This is where it gets interesting. NEAT has a bigger impact upon our weight than EAT. Which makes sense. If you were to go to the gym for an hour, that’s one hour out of your day. There are still another 23 hours where our exertion comes from NEAT. That one hour can’t have more of an effect in terms of calorie burn than the other 23, regardless of how tough the session is.
That’s the reason why exercise has a negligible effect on people that wish to lose weight. What you tend to see in research studies is people who take up exercise for the first time increase their amount of EAT but as a consequence decrease the amount of NEAT. In fact, so much so that they end up burning LESS calories than they had been previously.

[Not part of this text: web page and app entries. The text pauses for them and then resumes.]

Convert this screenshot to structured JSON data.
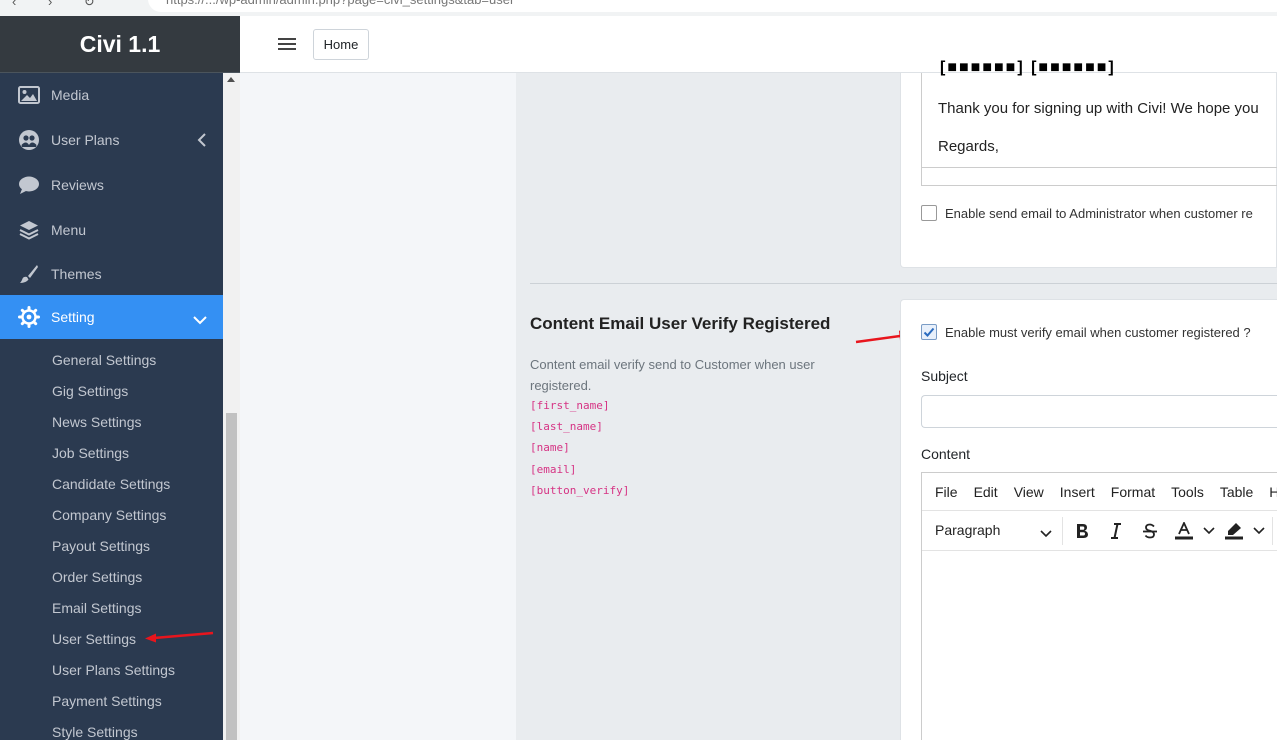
{
  "browser": {
    "url": "https://.../wp-admin/admin.php?page=civi_settings&tab=user"
  },
  "sidebar": {
    "brand": "Civi 1.1",
    "items": [
      {
        "label": "Media",
        "icon": "image-icon"
      },
      {
        "label": "User Plans",
        "icon": "users-icon"
      },
      {
        "label": "Reviews",
        "icon": "comment-icon"
      },
      {
        "label": "Menu",
        "icon": "layers-icon"
      },
      {
        "label": "Themes",
        "icon": "brush-icon"
      },
      {
        "label": "Setting",
        "icon": "gear-icon",
        "active": true
      }
    ],
    "sub_items": [
      "General Settings",
      "Gig Settings",
      "News Settings",
      "Job Settings",
      "Candidate Settings",
      "Company Settings",
      "Payout Settings",
      "Order Settings",
      "Email Settings",
      "User Settings",
      "User Plans Settings",
      "Payment Settings",
      "Style Settings"
    ]
  },
  "topbar": {
    "home_label": "Home"
  },
  "top_card": {
    "email_line1": "Thank you for signing up with Civi! We hope you",
    "email_line2": "Regards,",
    "admin_checkbox_label": "Enable send email to Administrator when customer re",
    "admin_checkbox_checked": false
  },
  "section": {
    "title": "Content Email User Verify Registered",
    "description": "Content email verify send to Customer when user registered.",
    "placeholders": [
      "[first_name]",
      "[last_name]",
      "[name]",
      "[email]",
      "[button_verify]"
    ]
  },
  "main_card": {
    "verify_checkbox_label": "Enable must verify email when customer registered ?",
    "verify_checkbox_checked": true,
    "subject_label": "Subject",
    "subject_value": "",
    "content_label": "Content",
    "editor_menu": [
      "File",
      "Edit",
      "View",
      "Insert",
      "Format",
      "Tools",
      "Table",
      "He"
    ],
    "block_format": "Paragraph"
  },
  "colors": {
    "sidebar_bg": "#2b3a50",
    "active_item": "#3490f3",
    "annotation_arrow": "#e8151d",
    "code_text": "#d63384"
  }
}
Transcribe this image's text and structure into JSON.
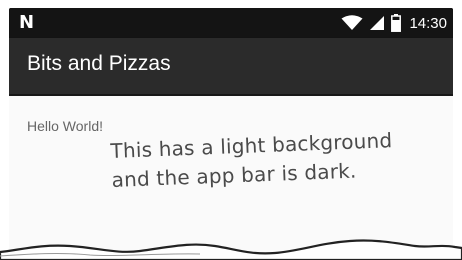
{
  "status_bar": {
    "left_icon": "N",
    "icons": [
      "wifi-icon",
      "signal-icon",
      "battery-icon"
    ],
    "time": "14:30"
  },
  "app_bar": {
    "title": "Bits and Pizzas"
  },
  "content": {
    "text": "Hello World!"
  },
  "annotation": {
    "line1": "This has a light background",
    "line2": "and the app bar is dark."
  },
  "colors": {
    "status_bar": "#141414",
    "app_bar": "#2b2b2b",
    "content_background": "#fafafa",
    "text_secondary": "#666666"
  }
}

What this probably looks like from a practical perspective is that the individual takes up exercise, and as a result, starts becoming more inactive outside of that. Rather than walking to the shop now, they think ‘oh sure I went to the gym, I don’t need to walk to the shop’.

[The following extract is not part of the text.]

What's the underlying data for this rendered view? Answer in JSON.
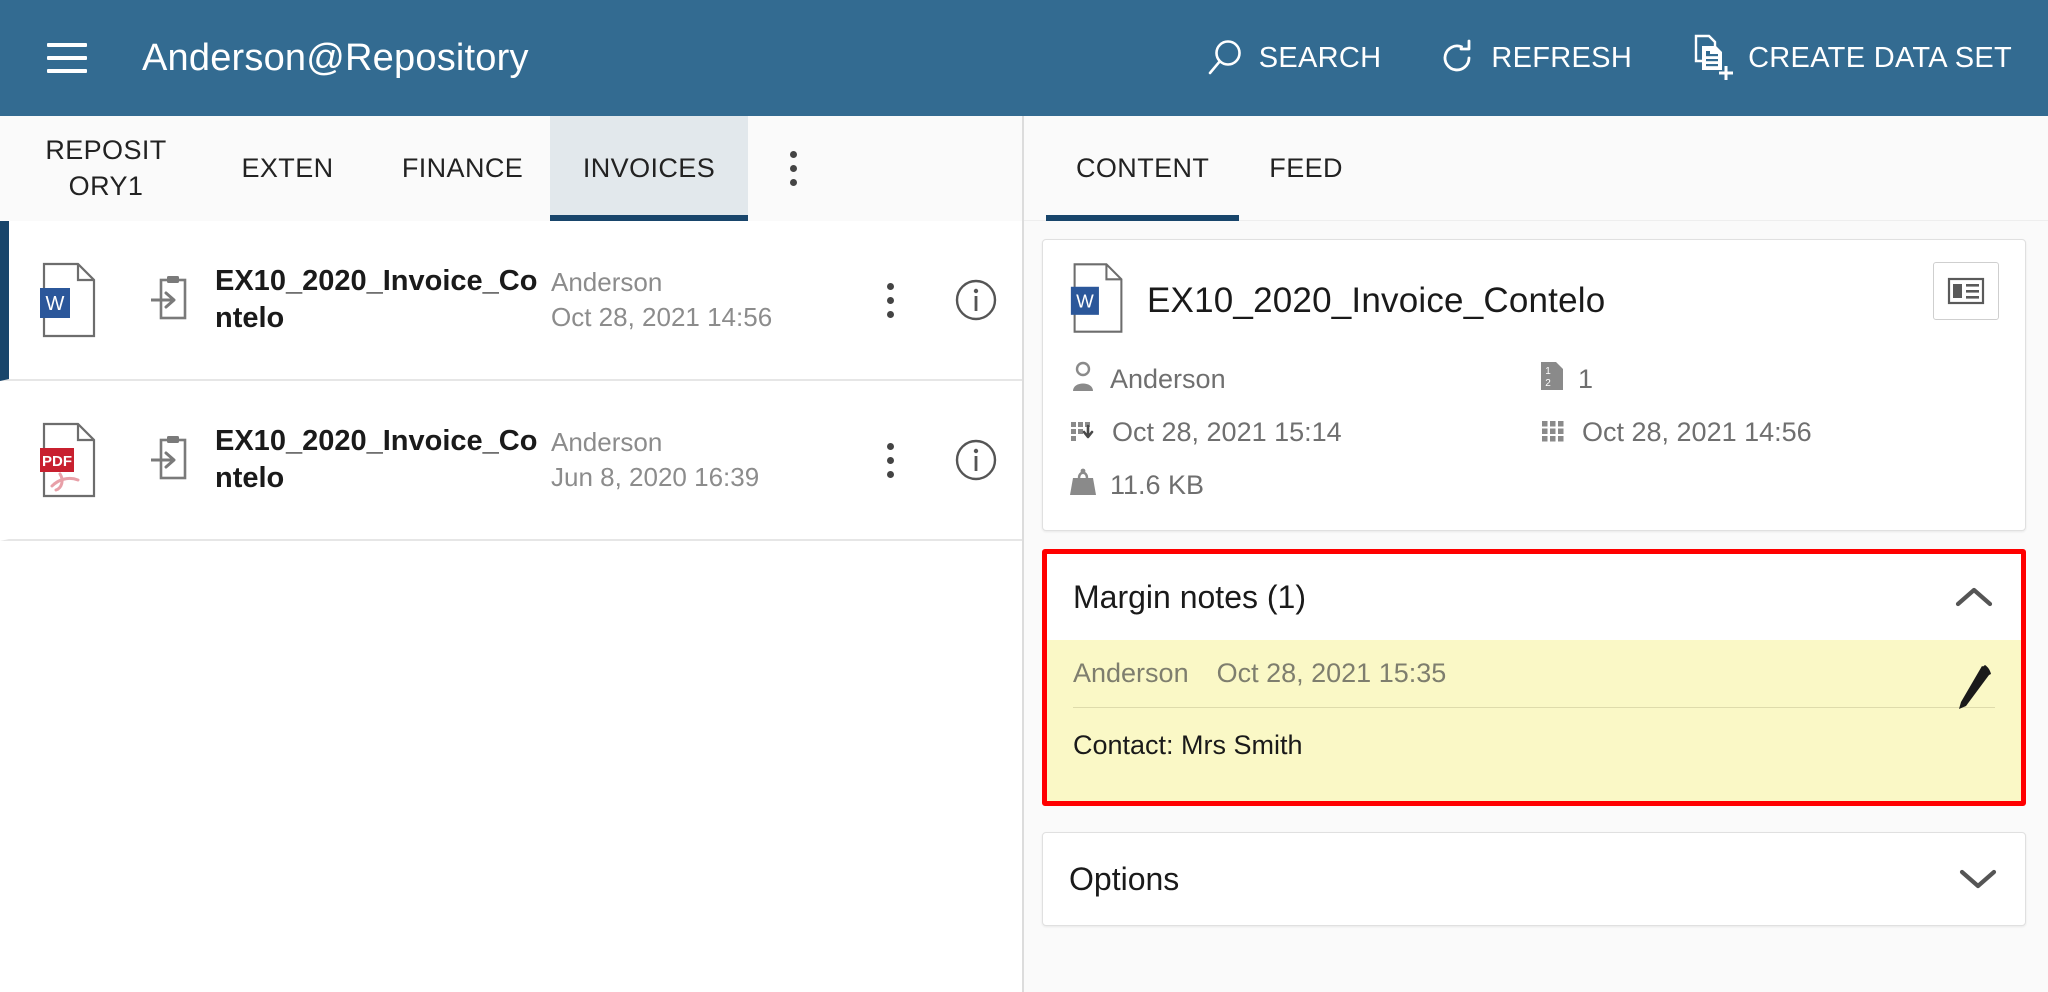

Or perhaps it can be an unconscious decrease in NEAT. Our bodies are smart you know? An example of this can be seen in bodybuilders. When they diet down to single-digit body fat levels, you can almost see how their bodies are responding in terms of NEAT. They fidget less, their movements become slower and they generally tend to limit their amount of movement.
This isn’t conscious, the bodybuilder doesn’t even know they are doing it. The body is desperately trying to hold onto every last bit of energy it has. Your body thinks it is starving, and from an evolutionary perspective, this isn’t good.

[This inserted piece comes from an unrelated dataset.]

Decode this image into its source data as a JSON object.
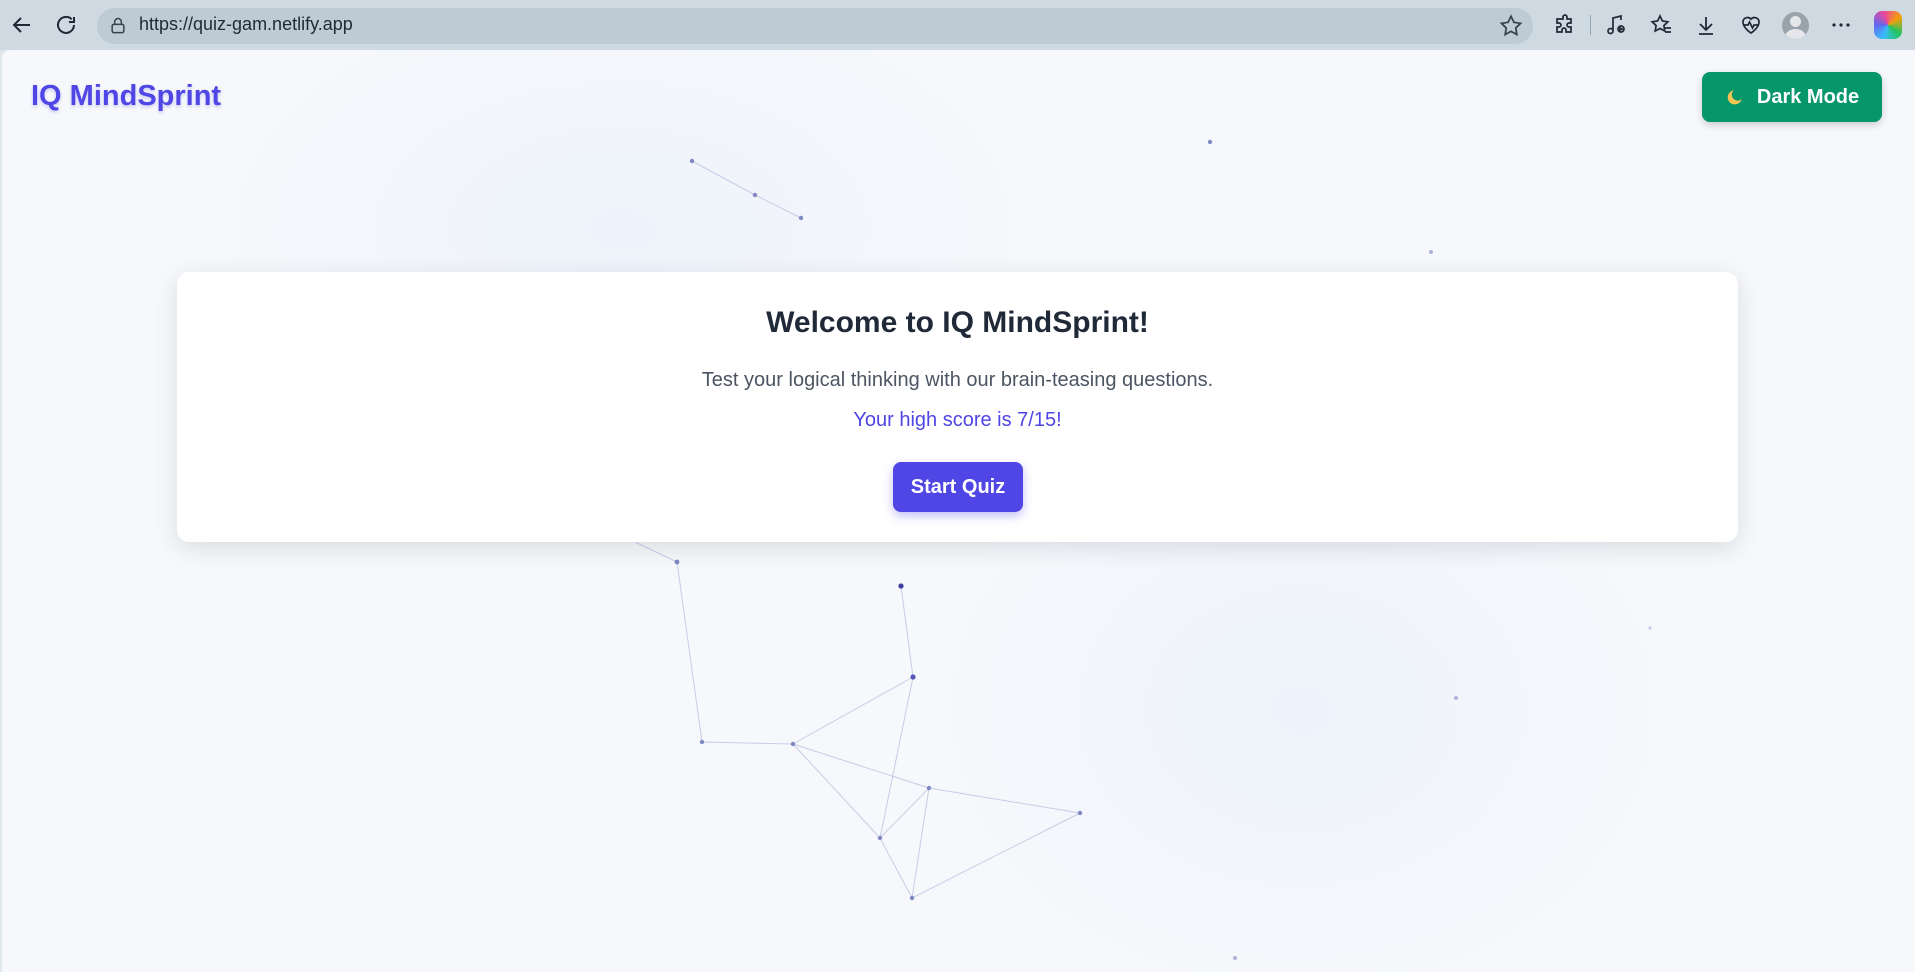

But we’re not Neolithic people that go long stretches without food. We have an abundance of food whenever we want. Your body doesn’t take that into account.
Your metabolism isn’t slow or damaged
You ever hear someone say they have a slow metabolism? That their friend can eat what they want and not put on weight, yet when they ‘even look at a cake’ they put on a few pounds.
Well NEAT could actually be the reason. In studies where people were overfed (above maintenance) by 3,000 calories a day for eight weeks, some people only gained 0.3kg, whilst others gained near a full stone.
Overfed by 3,000 calories a day logically should lead to a gain of around a stone. Why didn’t it in all the subjects?
Differences in metabolism you think? No. The people that gained the least amount of weight unconsciously moved more (through NEAT) and the people that gained the most weight didn’t.
Again this shows that inactivity could be a contributing factor to gaining and ultimately difficulty in losing weight.
Counting your steps
Counting our steps can be a method for countering this. By all means exercise (there are wide-ranging benefits), but also keep an eye on your general physical activity.
If you were consistently doing 10,000 steps before you started to exercise but that has now dropped below 8,000, you are going to have to figure out a way to increase that. That may just involve a light walk on your lunch break, some cardio at the end of your weights session or some extra gardening at the weekend.
If you are in a sedentary occupation then you really should be taking NEAT seriously. It’s common to see office workers do a measly 2000 steps in a day. This simply isn’t enough, if weight loss is your goal.
Although not accurate to a tee, fitness trackers go a long way to help us determine our general activity. I suggest you get one.
Exercise, track your steps and watch your food choices. Simple, but that is a good plan to follow if you want to lose weight.
James Mc Dowell is a personal trainer that helps women to look and feel better so they become strong and confident. He does this through his in person and online programs. You can find out more at jamesmcdowell.ie